PROVIDED INFORMATION: Begin

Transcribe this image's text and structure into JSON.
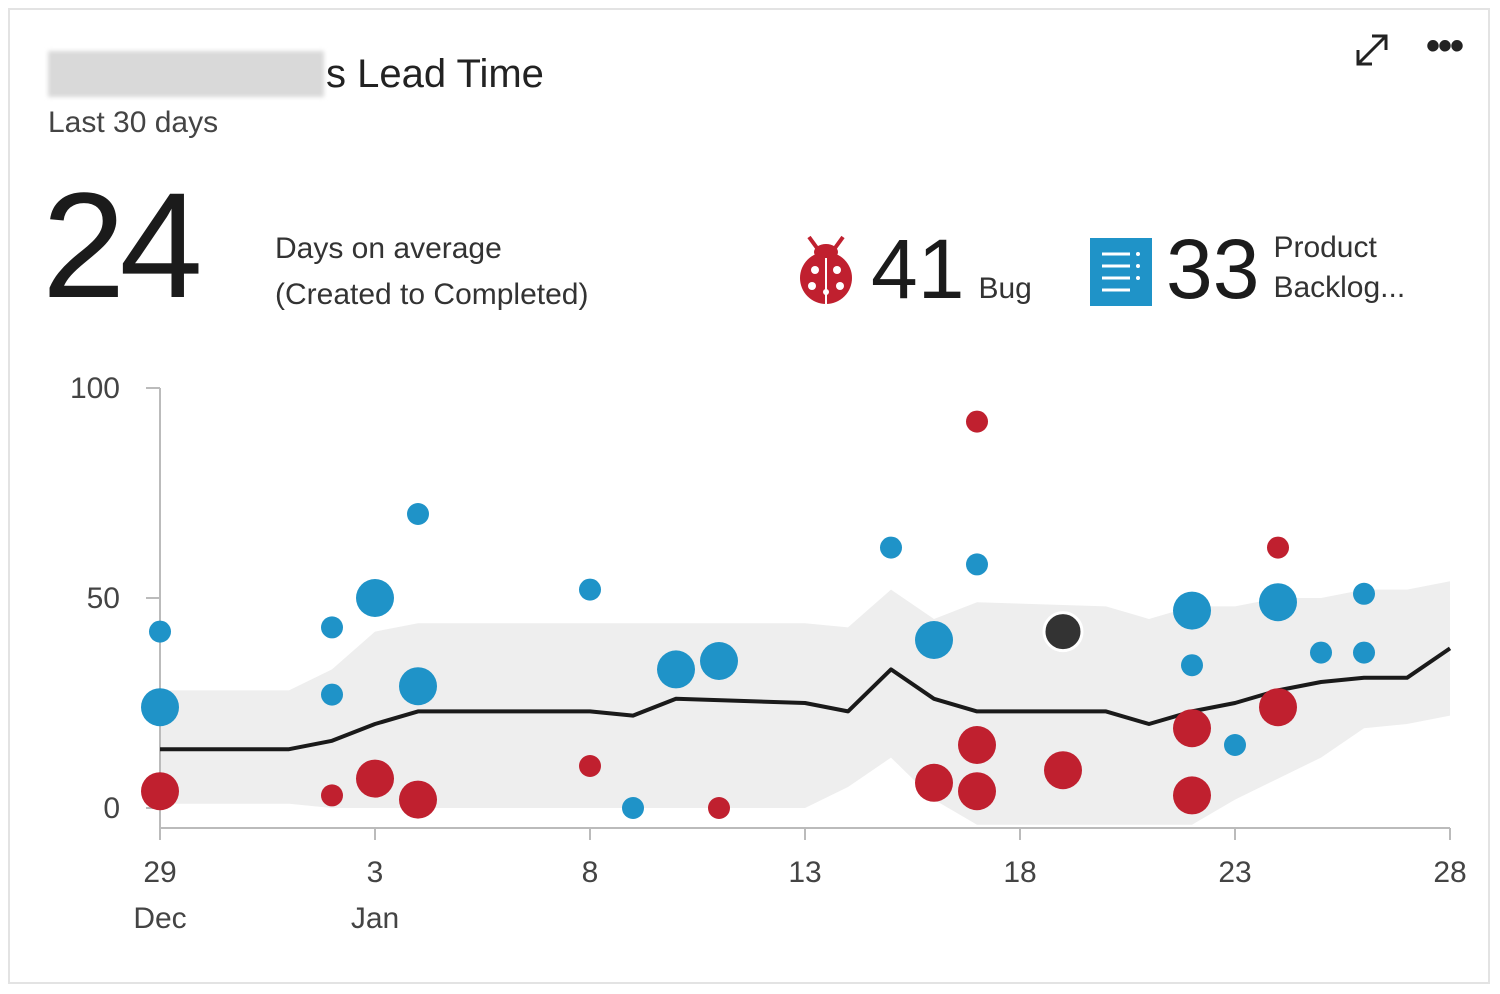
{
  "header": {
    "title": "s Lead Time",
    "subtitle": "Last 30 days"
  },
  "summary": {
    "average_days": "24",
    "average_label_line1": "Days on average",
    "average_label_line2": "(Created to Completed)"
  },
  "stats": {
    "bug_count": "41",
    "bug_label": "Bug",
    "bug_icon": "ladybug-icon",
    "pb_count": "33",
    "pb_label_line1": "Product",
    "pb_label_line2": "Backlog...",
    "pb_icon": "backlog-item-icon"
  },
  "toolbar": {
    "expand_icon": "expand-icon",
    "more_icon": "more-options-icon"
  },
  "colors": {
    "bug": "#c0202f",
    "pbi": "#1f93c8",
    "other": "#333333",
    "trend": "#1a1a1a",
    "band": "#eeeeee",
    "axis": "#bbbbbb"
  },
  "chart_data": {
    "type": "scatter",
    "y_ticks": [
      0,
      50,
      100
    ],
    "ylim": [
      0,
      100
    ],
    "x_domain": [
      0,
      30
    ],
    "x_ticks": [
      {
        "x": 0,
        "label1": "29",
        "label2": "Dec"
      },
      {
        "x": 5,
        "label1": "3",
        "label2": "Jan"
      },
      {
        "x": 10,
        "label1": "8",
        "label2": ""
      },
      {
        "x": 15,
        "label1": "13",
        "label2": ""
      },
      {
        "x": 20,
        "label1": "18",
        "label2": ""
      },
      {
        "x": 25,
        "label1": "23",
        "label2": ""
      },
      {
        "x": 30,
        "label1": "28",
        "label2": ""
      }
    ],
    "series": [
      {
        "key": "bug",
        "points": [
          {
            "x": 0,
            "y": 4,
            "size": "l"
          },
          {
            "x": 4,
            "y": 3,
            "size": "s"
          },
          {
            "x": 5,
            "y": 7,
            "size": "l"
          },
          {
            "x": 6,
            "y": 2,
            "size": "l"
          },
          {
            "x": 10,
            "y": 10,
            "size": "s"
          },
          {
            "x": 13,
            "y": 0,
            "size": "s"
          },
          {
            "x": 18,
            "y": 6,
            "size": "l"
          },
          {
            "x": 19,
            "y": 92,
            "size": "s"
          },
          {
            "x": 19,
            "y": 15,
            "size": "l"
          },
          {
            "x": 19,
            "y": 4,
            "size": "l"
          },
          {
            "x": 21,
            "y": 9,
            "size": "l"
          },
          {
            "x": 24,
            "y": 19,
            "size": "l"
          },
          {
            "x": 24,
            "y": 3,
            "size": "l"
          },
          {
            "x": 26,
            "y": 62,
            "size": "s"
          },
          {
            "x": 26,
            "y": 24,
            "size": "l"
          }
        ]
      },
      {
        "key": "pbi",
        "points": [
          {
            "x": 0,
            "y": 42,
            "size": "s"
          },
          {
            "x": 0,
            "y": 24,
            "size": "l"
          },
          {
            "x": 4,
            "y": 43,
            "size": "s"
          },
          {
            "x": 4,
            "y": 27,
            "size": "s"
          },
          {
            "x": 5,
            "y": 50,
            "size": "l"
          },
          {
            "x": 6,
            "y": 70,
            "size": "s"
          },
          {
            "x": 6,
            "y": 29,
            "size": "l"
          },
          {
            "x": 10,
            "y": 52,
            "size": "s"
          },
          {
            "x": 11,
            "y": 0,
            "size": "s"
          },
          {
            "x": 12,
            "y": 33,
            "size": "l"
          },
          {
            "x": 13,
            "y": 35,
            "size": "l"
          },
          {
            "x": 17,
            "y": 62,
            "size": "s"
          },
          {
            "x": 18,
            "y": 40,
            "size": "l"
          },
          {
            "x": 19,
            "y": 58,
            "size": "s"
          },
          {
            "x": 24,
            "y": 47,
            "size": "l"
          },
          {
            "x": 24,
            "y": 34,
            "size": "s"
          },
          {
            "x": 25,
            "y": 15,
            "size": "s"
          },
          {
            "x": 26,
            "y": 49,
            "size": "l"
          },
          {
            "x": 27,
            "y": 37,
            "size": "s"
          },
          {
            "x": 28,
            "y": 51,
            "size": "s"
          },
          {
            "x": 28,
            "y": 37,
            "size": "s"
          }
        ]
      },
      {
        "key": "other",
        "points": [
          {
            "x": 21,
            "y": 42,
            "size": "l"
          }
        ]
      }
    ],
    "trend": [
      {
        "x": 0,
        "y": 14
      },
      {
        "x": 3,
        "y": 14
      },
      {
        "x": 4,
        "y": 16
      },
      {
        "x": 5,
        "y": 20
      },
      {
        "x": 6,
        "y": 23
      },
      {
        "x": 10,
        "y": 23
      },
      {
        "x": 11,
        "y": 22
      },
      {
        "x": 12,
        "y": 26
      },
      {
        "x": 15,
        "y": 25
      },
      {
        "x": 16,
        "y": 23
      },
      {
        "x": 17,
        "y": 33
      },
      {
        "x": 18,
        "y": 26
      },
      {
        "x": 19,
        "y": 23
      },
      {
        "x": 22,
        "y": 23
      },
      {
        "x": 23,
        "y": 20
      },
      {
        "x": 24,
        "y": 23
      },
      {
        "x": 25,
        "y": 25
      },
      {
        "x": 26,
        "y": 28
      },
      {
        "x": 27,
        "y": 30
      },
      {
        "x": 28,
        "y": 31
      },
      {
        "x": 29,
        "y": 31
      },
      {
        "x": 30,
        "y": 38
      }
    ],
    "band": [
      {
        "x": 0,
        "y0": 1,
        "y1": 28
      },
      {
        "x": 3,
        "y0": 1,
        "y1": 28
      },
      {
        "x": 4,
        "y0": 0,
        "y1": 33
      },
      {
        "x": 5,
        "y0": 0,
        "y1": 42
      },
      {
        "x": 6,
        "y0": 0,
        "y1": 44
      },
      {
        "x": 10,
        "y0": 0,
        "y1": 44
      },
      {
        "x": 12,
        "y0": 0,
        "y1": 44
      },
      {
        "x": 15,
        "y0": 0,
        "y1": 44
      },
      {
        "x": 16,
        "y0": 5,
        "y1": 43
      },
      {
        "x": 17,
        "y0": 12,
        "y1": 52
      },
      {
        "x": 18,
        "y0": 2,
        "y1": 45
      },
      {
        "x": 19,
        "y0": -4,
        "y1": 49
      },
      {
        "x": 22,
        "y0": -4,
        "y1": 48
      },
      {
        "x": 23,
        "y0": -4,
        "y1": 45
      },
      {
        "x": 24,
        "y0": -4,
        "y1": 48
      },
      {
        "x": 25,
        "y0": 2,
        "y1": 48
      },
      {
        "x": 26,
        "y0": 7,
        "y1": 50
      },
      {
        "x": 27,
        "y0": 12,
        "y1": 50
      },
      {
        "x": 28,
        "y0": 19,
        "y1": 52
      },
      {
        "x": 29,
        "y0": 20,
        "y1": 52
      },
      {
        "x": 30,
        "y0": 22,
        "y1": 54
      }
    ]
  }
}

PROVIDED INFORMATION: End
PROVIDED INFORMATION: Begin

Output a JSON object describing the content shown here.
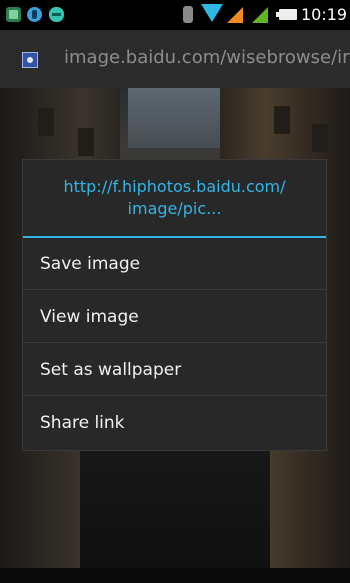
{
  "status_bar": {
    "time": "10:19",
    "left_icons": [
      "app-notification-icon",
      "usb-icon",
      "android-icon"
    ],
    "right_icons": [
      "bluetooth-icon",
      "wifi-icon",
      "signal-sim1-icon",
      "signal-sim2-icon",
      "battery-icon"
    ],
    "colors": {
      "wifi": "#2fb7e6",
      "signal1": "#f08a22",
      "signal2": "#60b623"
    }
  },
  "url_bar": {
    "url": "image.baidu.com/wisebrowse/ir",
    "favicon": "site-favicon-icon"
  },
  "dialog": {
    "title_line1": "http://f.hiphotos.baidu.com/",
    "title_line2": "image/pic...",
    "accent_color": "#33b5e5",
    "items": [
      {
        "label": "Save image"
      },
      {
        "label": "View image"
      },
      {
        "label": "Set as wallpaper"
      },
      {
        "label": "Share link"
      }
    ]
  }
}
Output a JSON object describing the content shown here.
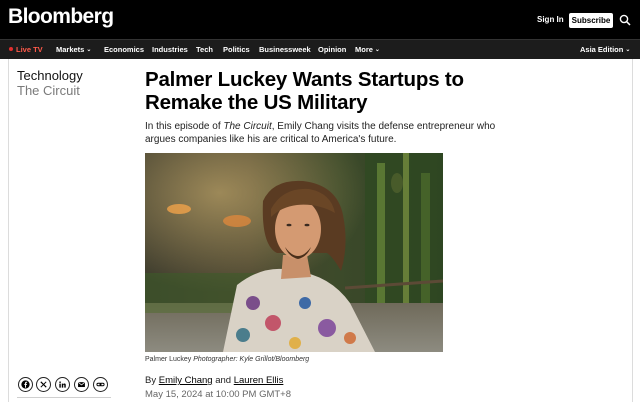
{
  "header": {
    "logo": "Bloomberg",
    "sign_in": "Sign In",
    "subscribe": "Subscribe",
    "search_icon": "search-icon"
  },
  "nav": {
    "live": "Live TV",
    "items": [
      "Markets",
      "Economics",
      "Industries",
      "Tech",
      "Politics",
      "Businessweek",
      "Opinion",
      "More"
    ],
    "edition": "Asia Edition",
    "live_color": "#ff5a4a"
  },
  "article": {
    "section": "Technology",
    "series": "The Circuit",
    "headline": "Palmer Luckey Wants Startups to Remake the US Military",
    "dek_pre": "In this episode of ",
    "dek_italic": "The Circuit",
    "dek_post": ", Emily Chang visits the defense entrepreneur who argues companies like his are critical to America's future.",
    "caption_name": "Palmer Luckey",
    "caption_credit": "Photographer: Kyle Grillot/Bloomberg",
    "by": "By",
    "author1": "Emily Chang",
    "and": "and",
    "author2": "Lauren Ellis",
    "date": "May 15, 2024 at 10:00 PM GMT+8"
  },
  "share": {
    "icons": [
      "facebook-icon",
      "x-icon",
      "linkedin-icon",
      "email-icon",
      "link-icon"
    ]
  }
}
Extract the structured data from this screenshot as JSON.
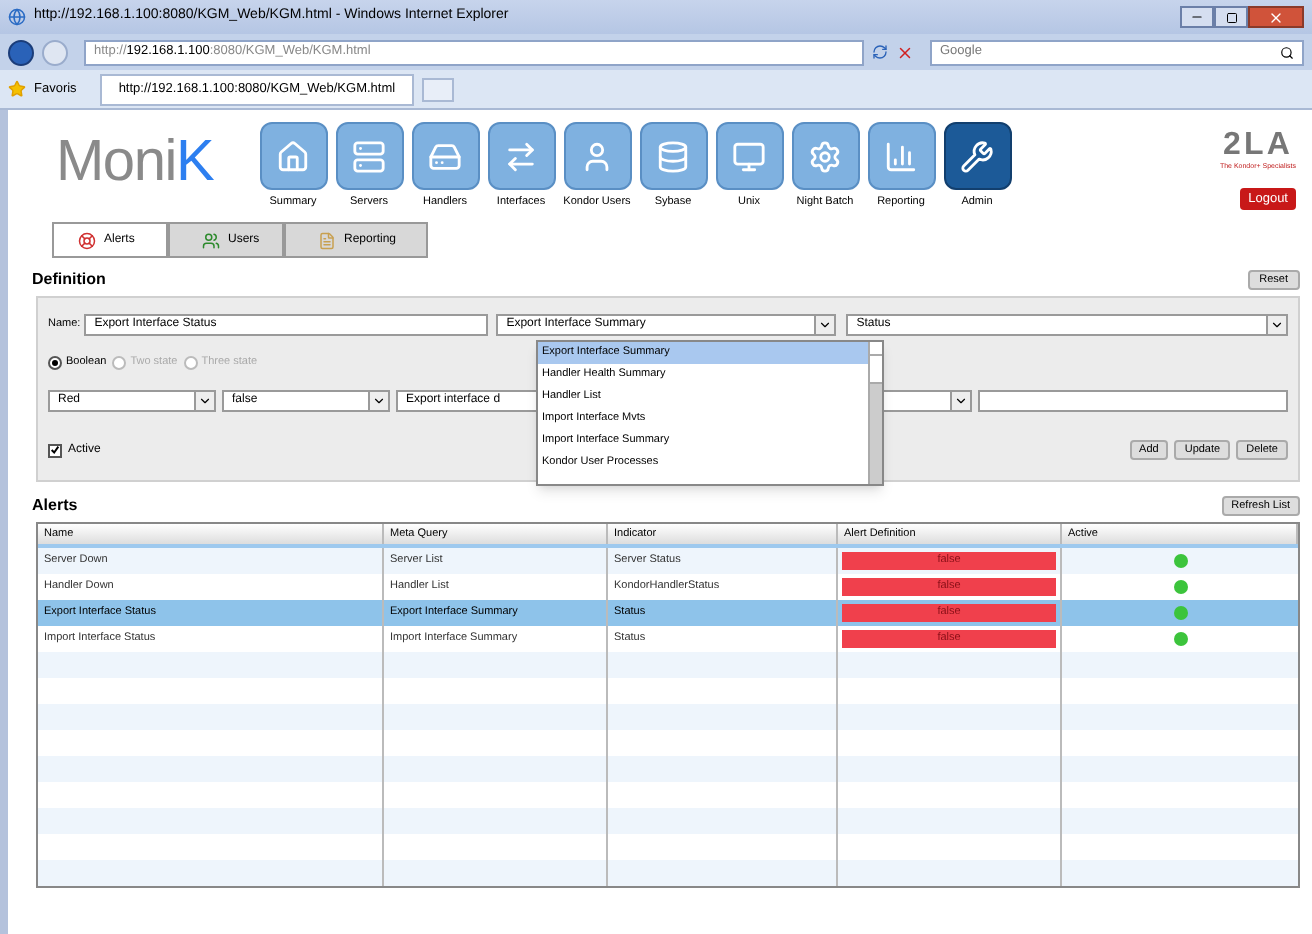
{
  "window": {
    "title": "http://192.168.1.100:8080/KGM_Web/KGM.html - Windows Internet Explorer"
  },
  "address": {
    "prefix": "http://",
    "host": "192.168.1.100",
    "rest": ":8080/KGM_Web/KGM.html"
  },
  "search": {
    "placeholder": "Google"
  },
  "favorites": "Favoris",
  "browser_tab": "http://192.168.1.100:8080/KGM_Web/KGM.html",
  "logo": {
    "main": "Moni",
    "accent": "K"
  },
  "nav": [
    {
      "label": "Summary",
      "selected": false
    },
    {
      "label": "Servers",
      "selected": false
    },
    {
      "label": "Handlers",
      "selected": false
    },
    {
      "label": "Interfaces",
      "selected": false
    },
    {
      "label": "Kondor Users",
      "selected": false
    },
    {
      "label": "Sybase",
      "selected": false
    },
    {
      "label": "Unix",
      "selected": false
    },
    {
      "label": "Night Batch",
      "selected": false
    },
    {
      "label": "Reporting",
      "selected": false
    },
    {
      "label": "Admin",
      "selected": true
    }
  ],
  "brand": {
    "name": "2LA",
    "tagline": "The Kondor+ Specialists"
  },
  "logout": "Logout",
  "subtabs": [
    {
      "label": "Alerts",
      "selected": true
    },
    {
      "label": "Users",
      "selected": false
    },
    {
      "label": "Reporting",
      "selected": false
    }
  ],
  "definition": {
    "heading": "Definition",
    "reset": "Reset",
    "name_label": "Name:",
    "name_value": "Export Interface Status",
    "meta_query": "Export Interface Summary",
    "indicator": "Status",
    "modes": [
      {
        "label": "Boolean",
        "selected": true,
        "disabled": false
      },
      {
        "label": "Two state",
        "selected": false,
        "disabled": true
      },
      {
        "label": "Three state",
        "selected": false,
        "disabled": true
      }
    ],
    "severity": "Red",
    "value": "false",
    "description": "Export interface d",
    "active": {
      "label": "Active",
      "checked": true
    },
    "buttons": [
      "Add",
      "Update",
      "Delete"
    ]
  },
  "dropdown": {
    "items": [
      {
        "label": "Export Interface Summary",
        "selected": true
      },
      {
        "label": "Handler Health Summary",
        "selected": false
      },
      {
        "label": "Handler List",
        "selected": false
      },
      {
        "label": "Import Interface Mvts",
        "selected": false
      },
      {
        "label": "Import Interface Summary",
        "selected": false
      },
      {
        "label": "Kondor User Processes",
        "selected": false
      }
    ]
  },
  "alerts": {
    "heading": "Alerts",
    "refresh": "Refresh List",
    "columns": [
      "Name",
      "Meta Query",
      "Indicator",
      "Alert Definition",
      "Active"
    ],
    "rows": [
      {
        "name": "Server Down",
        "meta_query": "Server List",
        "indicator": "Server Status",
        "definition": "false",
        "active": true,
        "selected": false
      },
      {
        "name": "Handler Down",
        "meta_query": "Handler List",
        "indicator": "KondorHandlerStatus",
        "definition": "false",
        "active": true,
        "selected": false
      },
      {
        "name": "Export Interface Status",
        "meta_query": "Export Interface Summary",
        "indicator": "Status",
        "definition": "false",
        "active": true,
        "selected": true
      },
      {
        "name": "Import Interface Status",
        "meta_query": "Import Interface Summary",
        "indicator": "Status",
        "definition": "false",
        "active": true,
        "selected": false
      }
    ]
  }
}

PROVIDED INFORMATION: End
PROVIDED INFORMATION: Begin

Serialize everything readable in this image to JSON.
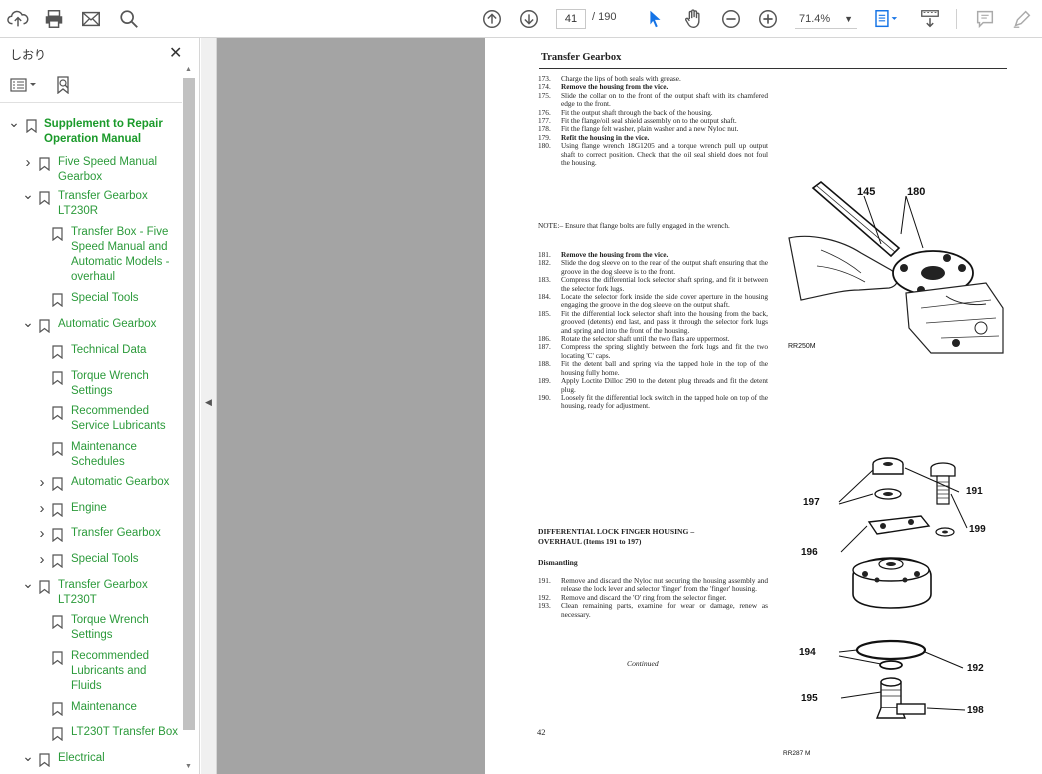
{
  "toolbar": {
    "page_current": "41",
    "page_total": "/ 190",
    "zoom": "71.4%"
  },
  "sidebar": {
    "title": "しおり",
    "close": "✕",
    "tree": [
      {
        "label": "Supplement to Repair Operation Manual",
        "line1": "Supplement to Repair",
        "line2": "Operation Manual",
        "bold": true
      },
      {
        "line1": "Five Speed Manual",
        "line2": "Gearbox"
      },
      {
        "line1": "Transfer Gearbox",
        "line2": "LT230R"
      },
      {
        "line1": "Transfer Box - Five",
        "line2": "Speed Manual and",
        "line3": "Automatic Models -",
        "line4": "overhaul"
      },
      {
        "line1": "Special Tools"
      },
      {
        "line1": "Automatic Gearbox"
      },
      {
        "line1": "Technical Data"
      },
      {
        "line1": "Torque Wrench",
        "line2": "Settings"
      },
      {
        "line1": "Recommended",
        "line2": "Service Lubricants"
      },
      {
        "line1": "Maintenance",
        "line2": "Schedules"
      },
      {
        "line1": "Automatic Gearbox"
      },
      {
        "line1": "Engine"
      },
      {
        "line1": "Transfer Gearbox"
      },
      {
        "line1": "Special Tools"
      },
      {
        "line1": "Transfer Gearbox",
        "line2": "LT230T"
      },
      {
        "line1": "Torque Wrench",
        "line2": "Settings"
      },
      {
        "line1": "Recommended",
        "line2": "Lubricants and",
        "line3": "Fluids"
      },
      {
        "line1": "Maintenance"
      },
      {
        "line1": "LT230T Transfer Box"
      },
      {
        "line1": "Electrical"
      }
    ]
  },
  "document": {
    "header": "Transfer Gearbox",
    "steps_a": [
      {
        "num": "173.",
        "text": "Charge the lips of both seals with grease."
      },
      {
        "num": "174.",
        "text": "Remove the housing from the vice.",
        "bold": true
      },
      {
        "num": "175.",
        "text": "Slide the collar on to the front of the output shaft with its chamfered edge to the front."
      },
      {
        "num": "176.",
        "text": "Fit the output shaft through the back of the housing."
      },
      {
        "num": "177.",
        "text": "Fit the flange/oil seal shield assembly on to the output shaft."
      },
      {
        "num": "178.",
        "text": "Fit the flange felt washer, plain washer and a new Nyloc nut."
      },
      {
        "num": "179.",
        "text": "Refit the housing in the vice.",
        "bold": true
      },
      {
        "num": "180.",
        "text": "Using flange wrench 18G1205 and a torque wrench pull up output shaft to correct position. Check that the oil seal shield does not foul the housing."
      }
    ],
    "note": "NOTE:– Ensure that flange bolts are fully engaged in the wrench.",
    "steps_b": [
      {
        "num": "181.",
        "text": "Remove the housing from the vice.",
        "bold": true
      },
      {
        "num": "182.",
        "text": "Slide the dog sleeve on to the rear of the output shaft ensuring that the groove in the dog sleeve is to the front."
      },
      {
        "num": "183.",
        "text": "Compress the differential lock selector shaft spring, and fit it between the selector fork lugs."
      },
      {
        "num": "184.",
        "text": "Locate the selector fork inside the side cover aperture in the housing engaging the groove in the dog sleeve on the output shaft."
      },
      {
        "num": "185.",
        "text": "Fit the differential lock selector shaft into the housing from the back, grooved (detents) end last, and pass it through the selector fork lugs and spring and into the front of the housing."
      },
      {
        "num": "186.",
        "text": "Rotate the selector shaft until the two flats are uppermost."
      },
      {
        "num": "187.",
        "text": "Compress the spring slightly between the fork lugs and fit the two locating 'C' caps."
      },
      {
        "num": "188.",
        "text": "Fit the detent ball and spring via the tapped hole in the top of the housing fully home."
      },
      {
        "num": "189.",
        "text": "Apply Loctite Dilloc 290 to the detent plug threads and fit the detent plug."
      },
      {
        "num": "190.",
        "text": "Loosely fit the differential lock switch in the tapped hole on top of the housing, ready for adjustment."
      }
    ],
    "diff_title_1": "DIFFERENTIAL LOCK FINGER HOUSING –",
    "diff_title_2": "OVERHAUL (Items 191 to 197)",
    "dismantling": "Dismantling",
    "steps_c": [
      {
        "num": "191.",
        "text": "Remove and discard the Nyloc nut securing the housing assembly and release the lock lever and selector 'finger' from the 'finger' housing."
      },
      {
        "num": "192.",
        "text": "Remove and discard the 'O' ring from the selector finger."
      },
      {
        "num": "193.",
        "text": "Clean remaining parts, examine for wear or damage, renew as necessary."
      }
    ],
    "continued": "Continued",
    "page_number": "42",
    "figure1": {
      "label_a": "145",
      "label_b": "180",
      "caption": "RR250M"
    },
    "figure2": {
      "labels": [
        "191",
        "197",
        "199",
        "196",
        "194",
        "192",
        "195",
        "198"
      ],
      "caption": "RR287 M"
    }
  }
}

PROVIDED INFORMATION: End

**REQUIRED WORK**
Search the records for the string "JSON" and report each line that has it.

**WRITTEN REPLY**
Transcribe this image's text and structure into JSON.
Output a JSON object describing the content shown here.
Output a JSON object describing the content shown here.
Extract the structured data from this screenshot as JSON.
Serialize everything readable in this image to JSON.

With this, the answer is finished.